Image copyright Influential points 

Mixed pink and green forms of potato aphids on a strawberry leaf. Copyright NIAB EMR.

Image copyright NIAB EMR.

  • These aphids are small (up to 2 mm, but their size varies, and adults may be less than 1 mm), with rounded bodies and relatively short legs and antennae
  • They are highly variable in colour, from bright yellow, to dark green or black, with smaller individuals characteristically being lighter and larger individuals darker (below)
  • The legs are lighter, but not uniformly white, and in common with other Aphis species, melon and cotton aphids have a flattish (slightly domed) forehead between the antennae

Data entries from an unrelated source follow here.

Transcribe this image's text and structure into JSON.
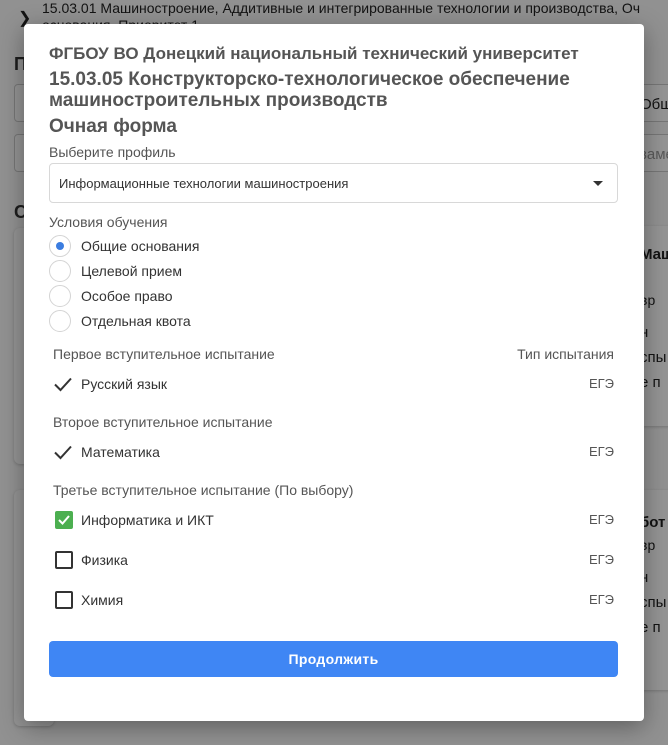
{
  "background": {
    "breadcrumb_line1": "15.03.01 Машиностроение, Аддитивные и интегрированные технологии и производства, Оч",
    "breadcrumb_line2": "основания, Приоритет 1",
    "side_letter_1": "П",
    "side_letter_2": "С",
    "right_text_1": "Общ",
    "right_text_2": "заме",
    "right_text_3": "Маши",
    "right_text_4": "вр",
    "right_text_5": "н",
    "right_text_6": "спы",
    "right_text_7": "е п",
    "right_text_8": "бот",
    "right_text_9": "вр",
    "right_text_10": "н",
    "right_text_11": "спы",
    "right_text_12": "е п"
  },
  "modal": {
    "university": "ФГБОУ ВО Донецкий национальный технический университет",
    "specialty": "15.03.05 Конструкторско-технологическое обеспечение машиностроительных производств",
    "study_form": "Очная форма",
    "profile_label": "Выберите профиль",
    "profile_value": "Информационные технологии машиностроения",
    "conditions_label": "Условия обучения",
    "conditions": [
      {
        "label": "Общие основания",
        "selected": true
      },
      {
        "label": "Целевой прием",
        "selected": false
      },
      {
        "label": "Особое право",
        "selected": false
      },
      {
        "label": "Отдельная квота",
        "selected": false
      }
    ],
    "exam_type_header": "Тип испытания",
    "exam1_title": "Первое вступительное испытание",
    "exam1_subject": "Русский язык",
    "exam1_type": "ЕГЭ",
    "exam2_title": "Второе вступительное испытание",
    "exam2_subject": "Математика",
    "exam2_type": "ЕГЭ",
    "exam3_title": "Третье вступительное испытание (По выбору)",
    "exam3_options": [
      {
        "label": "Информатика и ИКТ",
        "type": "ЕГЭ",
        "checked": true
      },
      {
        "label": "Физика",
        "type": "ЕГЭ",
        "checked": false
      },
      {
        "label": "Химия",
        "type": "ЕГЭ",
        "checked": false
      }
    ],
    "continue_label": "Продолжить"
  },
  "colors": {
    "accent": "#3f86f4",
    "radio_selected": "#3b7de0",
    "checkbox_checked": "#4caf50"
  }
}
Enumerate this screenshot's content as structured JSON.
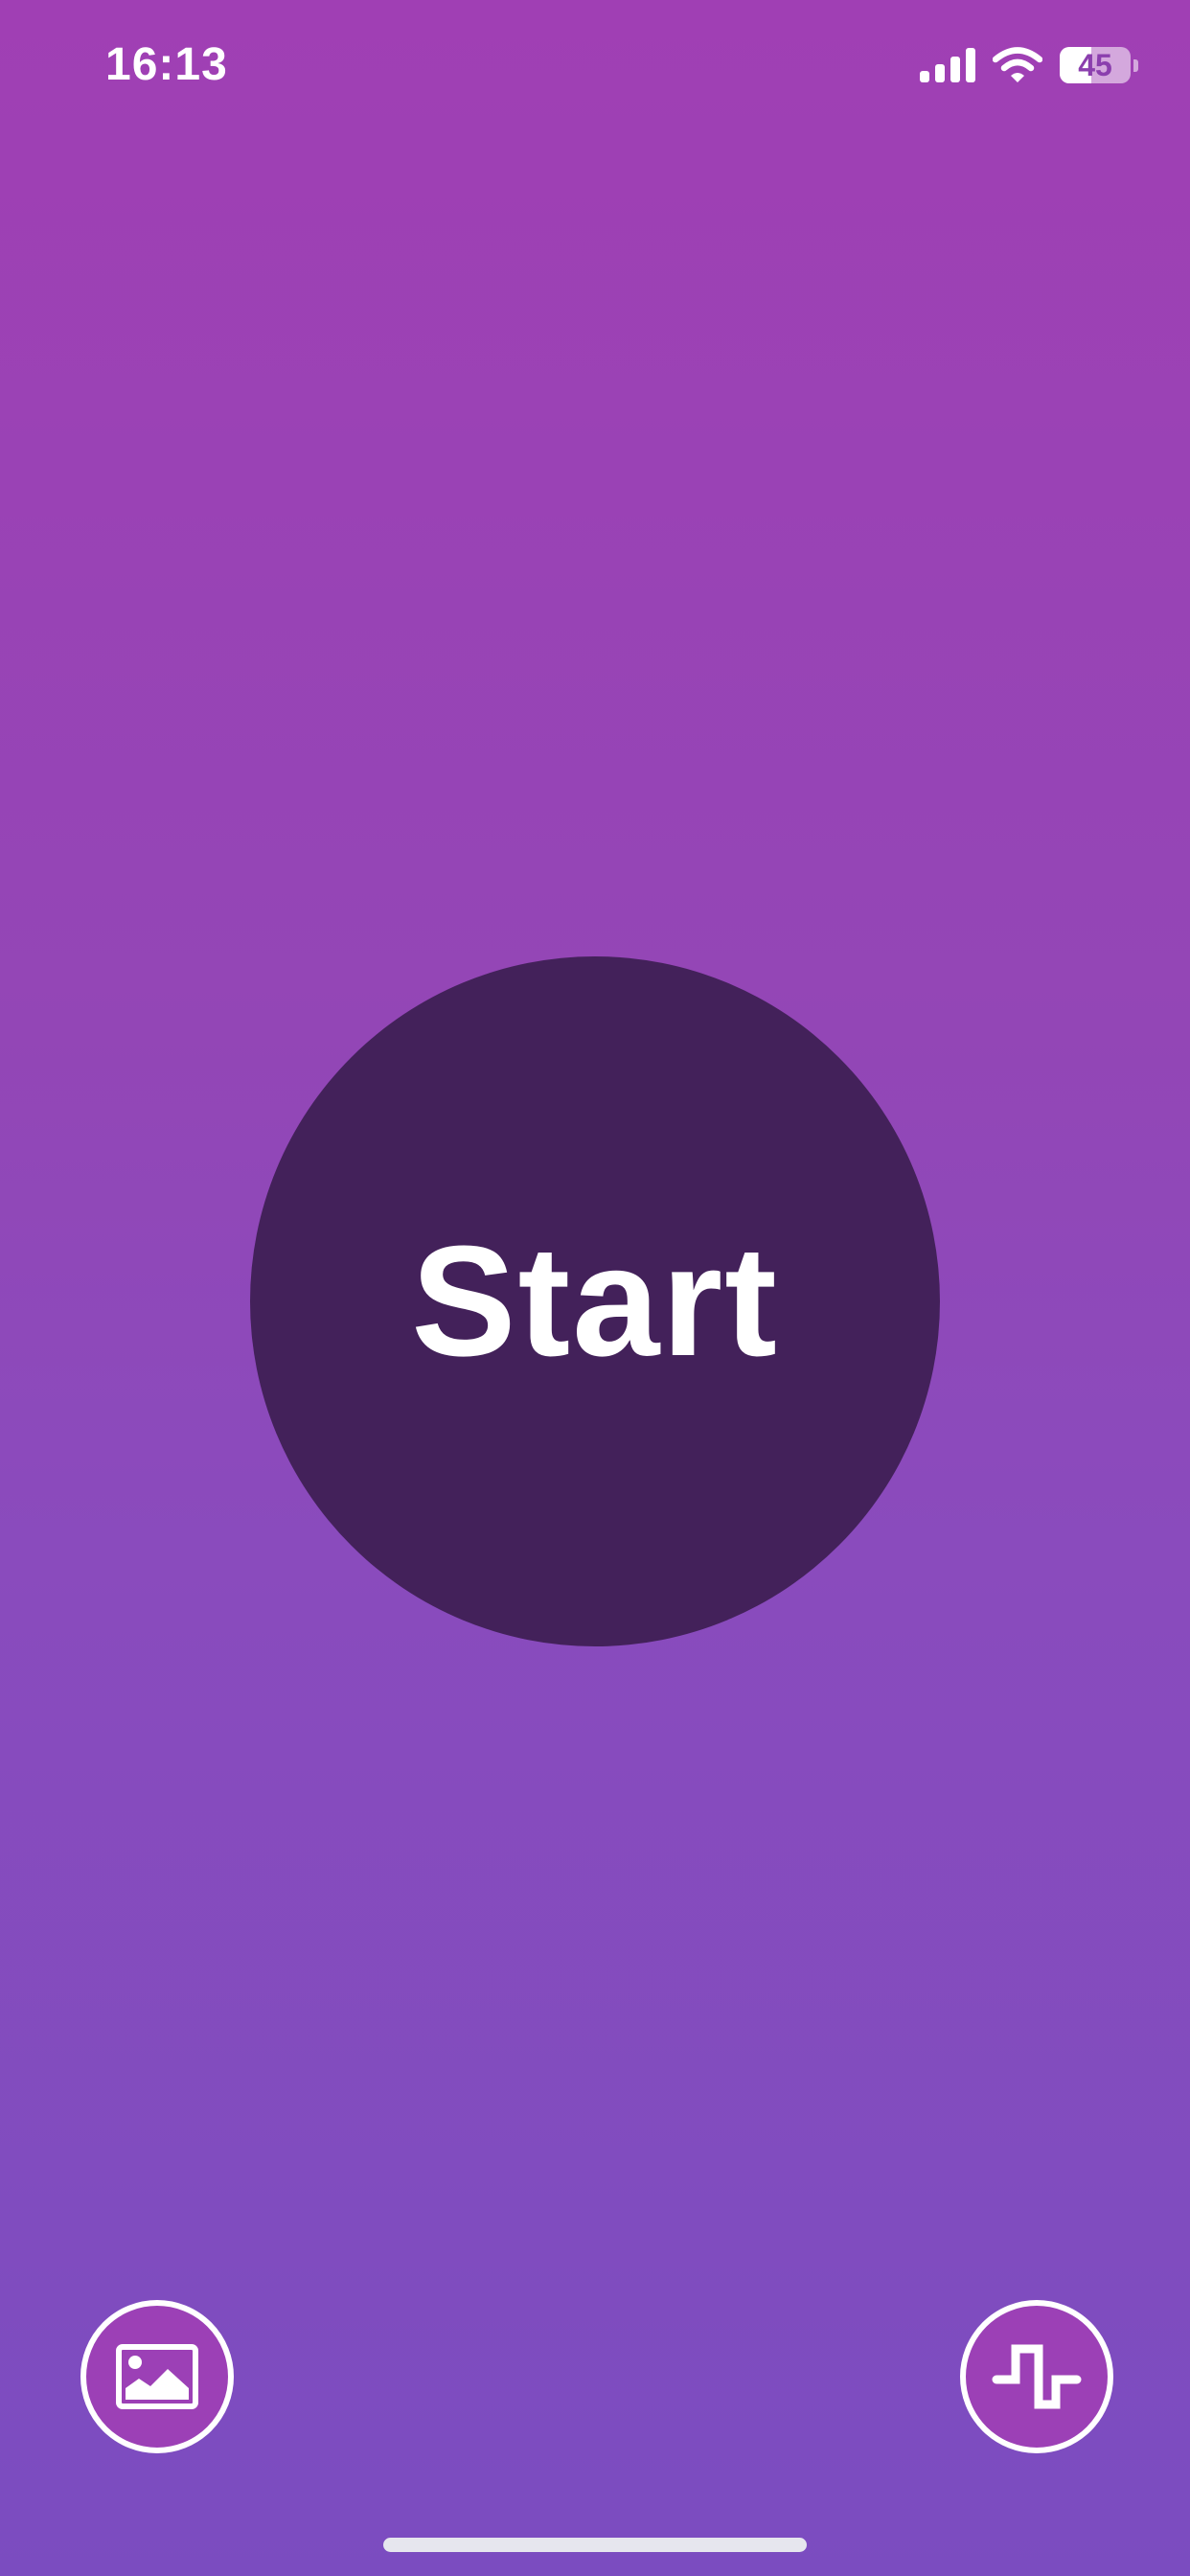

The aphid forms dense colonies that secrete copious honeydew. Insecticide-resistant strains of this species are widespread and growers may therefore have difficulty achieving effective control using conventional sprays.

This aphid species has a wide host plant range and can move from other protected crops and weeds to colonise strawberry. Winged forms are likely to arrive in the crop during spring and early summer and may potentially lead to build-up of large colonies.

The species is also able to persist in smaller numbers under protection during the winter. 

Melon cotton aphid

Close-up of melon and cotton aphid. Copyright NIAB EMR.

Image copyright NIAB EMR. 

  • Adults are yellowish green, up to 3 mm body length, with long, thin, slightly tapered, dark-tipped and flanged siphunculi
  • The nymphs are shiny green, with a rather bright green or yellow patch at the base of each siphunculus (see below)
  • This species may occur in the crop at any time of the year but is usually found in low numbers

Glasshouse-potato aphid

Close-up of glasshouse-potato aphid. Copyright NIAB EMR.

Image copyright NIAB EMR. 

  • Adults are small (up to 2.5 mm), pale brown or yellowish or greenish brown
  • The front of the head has little projecting knobs between the antennae. The siphunculi are distinctly swollen towards the tip
  • This aphid is mainly found in the growing points of plants, often alone or in small numbers, and can be difficult to find
  • This species tends to colonise the crop during the autumn and is most likely to be found feeding on strawberry during the winter and spring

Shallot aphid

Close-up of shallot aphid. Copyright Influential points.

Image copyright Influential points. 

Diagram of shallot aphid siphunculus (left) which is distinctly swollen towards the tip and the small projections either side of the forehead (right), next to the bases of the antennae

Diagram of shallot aphid siphunculus (left) and the small projections either side of the forehead (right)

Several other species of aphid can occasionally be found on strawberry.

Acyrthosiphon malvae rogersii – a medium-sized green aphid with long, pale siphunculi, often occurs in mixed colonies with the potato aphid.   

Violet aphid (myzus ornatus)occasionally found on strawberry, more frequently on protected crops. This species has a very wide host range and is of only minor importance on strawberry. Adults are small, pale brownish or dull green, with a distinctive dark pattern of dots and streaks on the body. The siphunculi are pale, moderately long and cylindrical. The forehead has distinct raised knobs between the antennae, similar to those of the shallot aphid.  

Black bean aphid (aphis fabae) – sometimes found in small colonies. This aphid has a coal-black body (nymphs and adults), a flattish, slightly domed head between the antennae (a characteristic of Aphis species) and distinctive white legs.  

Strawberry root aphid (aphis forbesi) – a small blue-green aphid which feeds upon both strawberry foliage and roots. The yellow rose aphid (rhodobium porosum) is also found. Both are common pests of strawberry in continental Europe.